Directions for this task: From the listing below, pull out all lines with "views" in them.

Task input:
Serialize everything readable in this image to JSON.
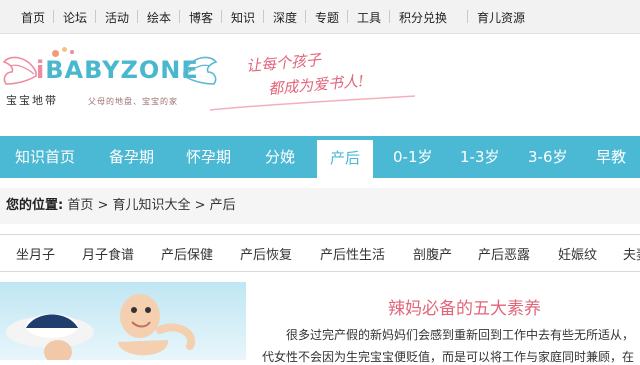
{
  "top_nav": [
    "首页",
    "论坛",
    "活动",
    "绘本",
    "博客",
    "知识",
    "深度",
    "专题",
    "工具",
    "积分兑换",
    "育儿资源"
  ],
  "logo": {
    "wordmark": "BABYZONE",
    "cn_name": "宝宝地带",
    "sub": "父母的地盘、宝宝的家",
    "slogan_line1": "让每个孩子",
    "slogan_line2": "都成为爱书人!"
  },
  "main_nav": [
    "知识首页",
    "备孕期",
    "怀孕期",
    "分娩",
    "产后",
    "0-1岁",
    "1-3岁",
    "3-6岁",
    "早教"
  ],
  "main_nav_active": "产后",
  "breadcrumb": {
    "label": "您的位置:",
    "path": "首页 > 育儿知识大全 > 产后"
  },
  "sub_tabs": [
    "坐月子",
    "月子食谱",
    "产后保健",
    "产后恢复",
    "产后性生活",
    "剖腹产",
    "产后恶露",
    "妊娠纹",
    "夫妻"
  ],
  "article": {
    "title": "辣妈必备的五大素养",
    "line1": "很多过完产假的新妈妈们会感到重新回到工作中去有些无所适从，",
    "line2": "代女性不会因为生完宝宝便贬值，而是可以将工作与家庭同时兼顾，在"
  },
  "colors": {
    "brand_blue": "#4bb9d4",
    "brand_pink": "#e2657a",
    "topbar_bg": "#f2f2f2"
  }
}
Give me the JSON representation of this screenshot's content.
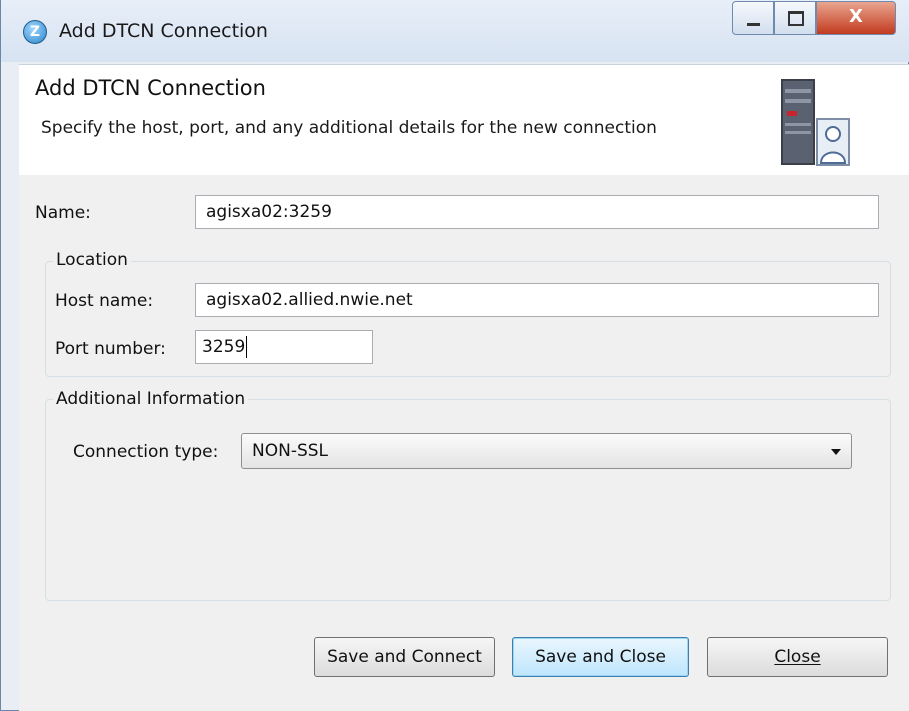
{
  "window": {
    "title": "Add DTCN Connection",
    "controls": {
      "minimize": "minimize",
      "maximize": "maximize",
      "close": "X"
    }
  },
  "banner": {
    "title": "Add DTCN Connection",
    "subtitle": "Specify the host, port, and any additional details for the new connection",
    "icon": "server-user-icon"
  },
  "form": {
    "name_label": "Name:",
    "name_value": "agisxa02:3259",
    "location": {
      "group_title": "Location",
      "host_label": "Host name:",
      "host_value": "agisxa02.allied.nwie.net",
      "port_label": "Port number:",
      "port_value": "3259"
    },
    "additional": {
      "group_title": "Additional Information",
      "connection_type_label": "Connection type:",
      "connection_type_value": "NON-SSL"
    }
  },
  "buttons": {
    "save_connect": "Save and Connect",
    "save_close": "Save and Close",
    "close": "Close"
  },
  "colors": {
    "close_button": "#c23a1f",
    "default_button_border": "#3c7fb1",
    "banner_bg": "#ffffff",
    "form_bg": "#f0f0f0"
  }
}
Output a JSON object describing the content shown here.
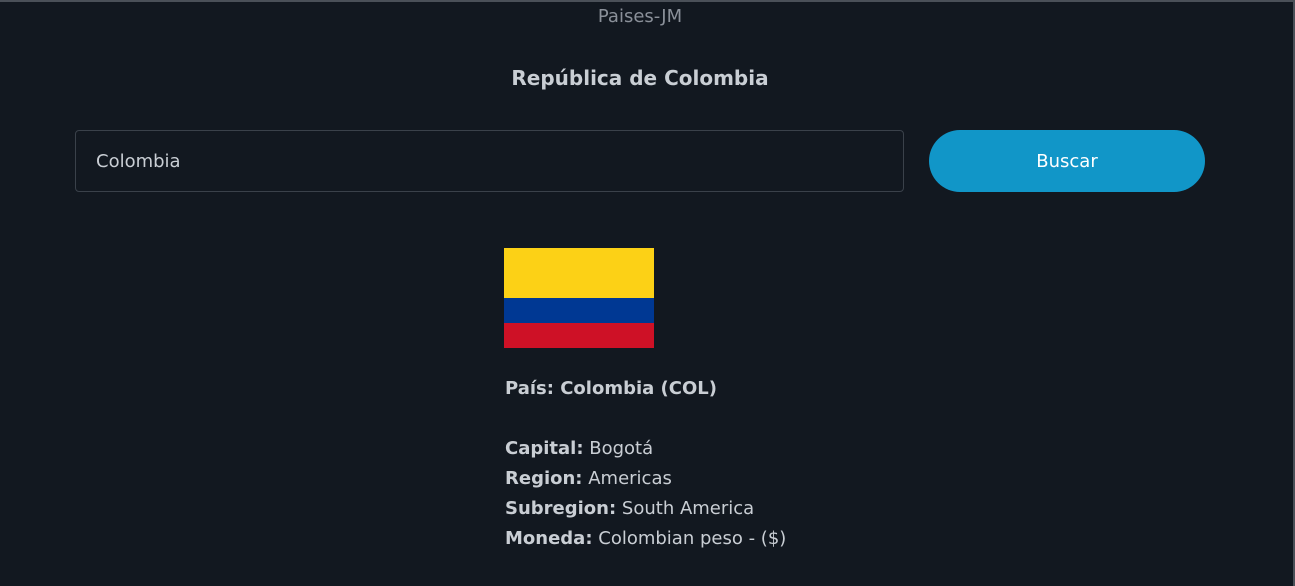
{
  "app": {
    "title": "Paises-JM"
  },
  "result": {
    "heading": "República de Colombia"
  },
  "search": {
    "value": "Colombia",
    "button_label": "Buscar"
  },
  "flag": {
    "icon": "colombia-flag",
    "colors": [
      "#fcd116",
      "#003893",
      "#ce1126"
    ]
  },
  "details": {
    "country_line": "País: Colombia (COL)",
    "capital_label": "Capital:",
    "capital_value": " Bogotá",
    "region_label": "Region:",
    "region_value": " Americas",
    "subregion_label": "Subregion:",
    "subregion_value": " South America",
    "currency_label": "Moneda:",
    "currency_value": " Colombian peso - ($)"
  },
  "colors": {
    "background": "#121820",
    "accent": "#1196c8",
    "text": "#c9ced4"
  }
}
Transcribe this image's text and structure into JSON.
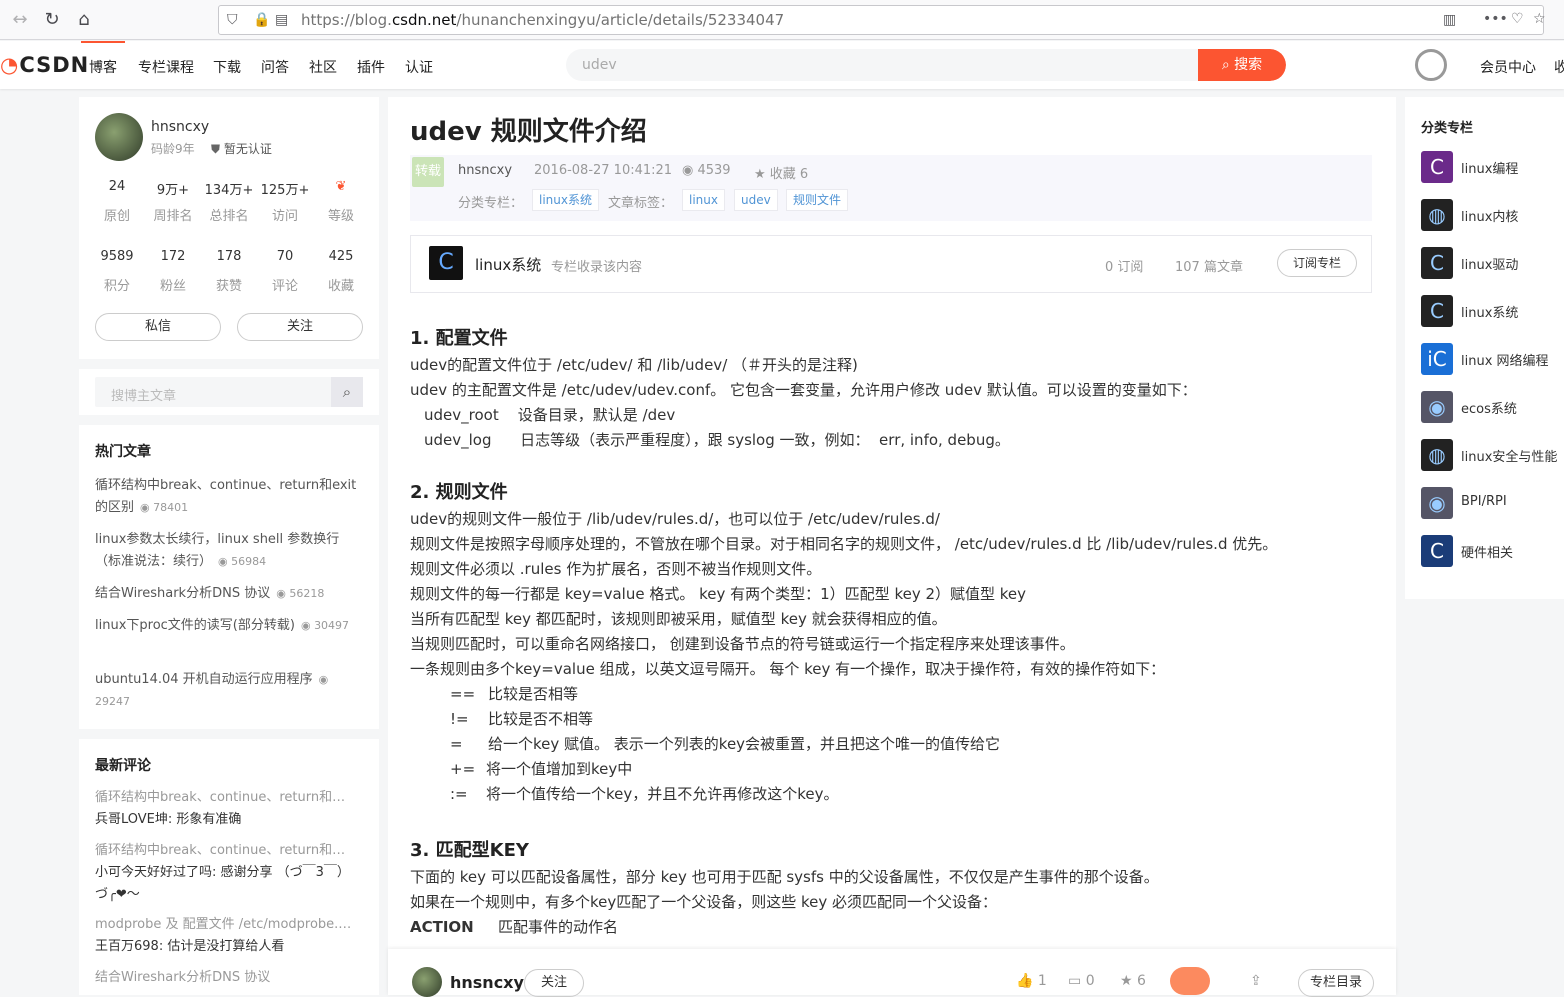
{
  "browser": {
    "url_prefix": "https://blog.",
    "url_host": "csdn.net",
    "url_path": "/hunanchenxingyu/article/details/52334047"
  },
  "topnav": {
    "logo": "CSDN",
    "items": [
      "博客",
      "专栏课程",
      "下载",
      "问答",
      "社区",
      "插件",
      "认证"
    ],
    "search_placeholder": "udev",
    "search_button": "搜索",
    "member_center": "会员中心",
    "favorites": "收"
  },
  "profile": {
    "name": "hnsncxy",
    "age": "码龄9年",
    "cert": "暂无认证",
    "stats_row1": [
      {
        "value": "24",
        "label": "原创"
      },
      {
        "value": "9万+",
        "label": "周排名"
      },
      {
        "value": "134万+",
        "label": "总排名"
      },
      {
        "value": "125万+",
        "label": "访问"
      },
      {
        "value": "",
        "label": "等级"
      }
    ],
    "stats_row2": [
      {
        "value": "9589",
        "label": "积分"
      },
      {
        "value": "172",
        "label": "粉丝"
      },
      {
        "value": "178",
        "label": "获赞"
      },
      {
        "value": "70",
        "label": "评论"
      },
      {
        "value": "425",
        "label": "收藏"
      }
    ],
    "message_button": "私信",
    "follow_button": "关注"
  },
  "sidebar_search": {
    "placeholder": "搜博主文章"
  },
  "hot_articles": {
    "heading": "热门文章",
    "items": [
      {
        "title": "循环结构中break、continue、return和exit的区别",
        "views": "78401"
      },
      {
        "title": "linux参数太长续行，linux shell 参数换行（标准说法：续行）",
        "views": "56984"
      },
      {
        "title": "结合Wireshark分析DNS 协议",
        "views": "56218"
      },
      {
        "title": "linux下proc文件的读写(部分转载)",
        "views": "30497"
      },
      {
        "title": "ubuntu14.04 开机自动运行应用程序",
        "views": "29247"
      }
    ]
  },
  "recent_comments": {
    "heading": "最新评论",
    "items": [
      {
        "article": "循环结构中break、continue、return和…",
        "comment": "兵哥LOVE坤: 形象有准确"
      },
      {
        "article": "循环结构中break、continue、return和…",
        "comment": "小可今天好好过了吗: 感谢分享 （づ￣3￣）づ╭❤～"
      },
      {
        "article": "modprobe 及 配置文件 /etc/modprobe.…",
        "comment": "王百万698: 估计是没打算给人看"
      },
      {
        "article": "结合Wireshark分析DNS 协议",
        "comment": ""
      }
    ]
  },
  "article": {
    "title": "udev  规则文件介绍",
    "badge": "转载",
    "author": "hnsncxy",
    "date": "2016-08-27 10:41:21",
    "views": "4539",
    "favorites": "收藏 6",
    "category_label": "分类专栏：",
    "category": "linux系统",
    "tags_label": "文章标签：",
    "tags": [
      "linux",
      "udev",
      "规则文件"
    ],
    "column": {
      "name": "linux系统",
      "note": "专栏收录该内容",
      "subs": "0 订阅",
      "count": "107 篇文章",
      "button": "订阅专栏"
    },
    "s1_title": "1. 配置文件",
    "s1_lines": [
      "udev的配置文件位于 /etc/udev/ 和 /lib/udev/ （＃开头的是注释)",
      "udev 的主配置文件是 /etc/udev/udev.conf。 它包含一套变量，允许用户修改 udev 默认值。可以设置的变量如下：",
      "udev_root    设备目录，默认是 /dev",
      "udev_log      日志等级（表示严重程度），跟 syslog 一致，例如：  err, info, debug。"
    ],
    "s2_title": "2. 规则文件",
    "s2_lines": [
      "udev的规则文件一般位于 /lib/udev/rules.d/，也可以位于  /etc/udev/rules.d/",
      "规则文件是按照字母顺序处理的，不管放在哪个目录。对于相同名字的规则文件， /etc/udev/rules.d 比  /lib/udev/rules.d 优先。",
      "规则文件必须以 .rules 作为扩展名，否则不被当作规则文件。",
      "规则文件的每一行都是 key=value 格式。 key 有两个类型：1）匹配型 key   2）赋值型 key",
      "当所有匹配型 key 都匹配时，该规则即被采用，赋值型 key 就会获得相应的值。",
      "当规则匹配时，可以重命名网络接口，  创建到设备节点的符号链或运行一个指定程序来处理该事件。",
      "一条规则由多个key=value 组成，以英文逗号隔开。  每个 key 有一个操作，取决于操作符，有效的操作符如下："
    ],
    "operators": [
      {
        "op": "==",
        "desc": "比较是否相等"
      },
      {
        "op": "!=",
        "desc": "比较是否不相等"
      },
      {
        "op": "=",
        "desc": "给一个key 赋值。 表示一个列表的key会被重置，并且把这个唯一的值传给它"
      },
      {
        "op": "+=",
        "desc": "将一个值增加到key中"
      },
      {
        "op": ":=",
        "desc": "将一个值传给一个key，并且不允许再修改这个key。"
      }
    ],
    "s3_title": "3. 匹配型KEY",
    "s3_lines": [
      "下面的 key 可以匹配设备属性，部分 key 也可用于匹配 sysfs 中的父设备属性，不仅仅是产生事件的那个设备。",
      "如果在一个规则中，有多个key匹配了一个父设备，则这些 key 必须匹配同一个父设备："
    ],
    "action_key": "ACTION",
    "action_desc": "匹配事件的动作名"
  },
  "bottom_bar": {
    "author": "hnsncxy",
    "follow": "关注",
    "likes": "1",
    "comments": "0",
    "stars": "6",
    "toc": "专栏目录"
  },
  "right_columns": {
    "heading": "分类专栏",
    "items": [
      "linux编程",
      "linux内核",
      "linux驱动",
      "linux系统",
      "linux 网络编程",
      "ecos系统",
      "linux安全与性能",
      "BPI/RPI",
      "硬件相关"
    ]
  }
}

Reply:
        "views": "78401"
        "views": "56984"
        "views": "56218"
        "views": "30497"
        "views": "29247"
    "views": "4539",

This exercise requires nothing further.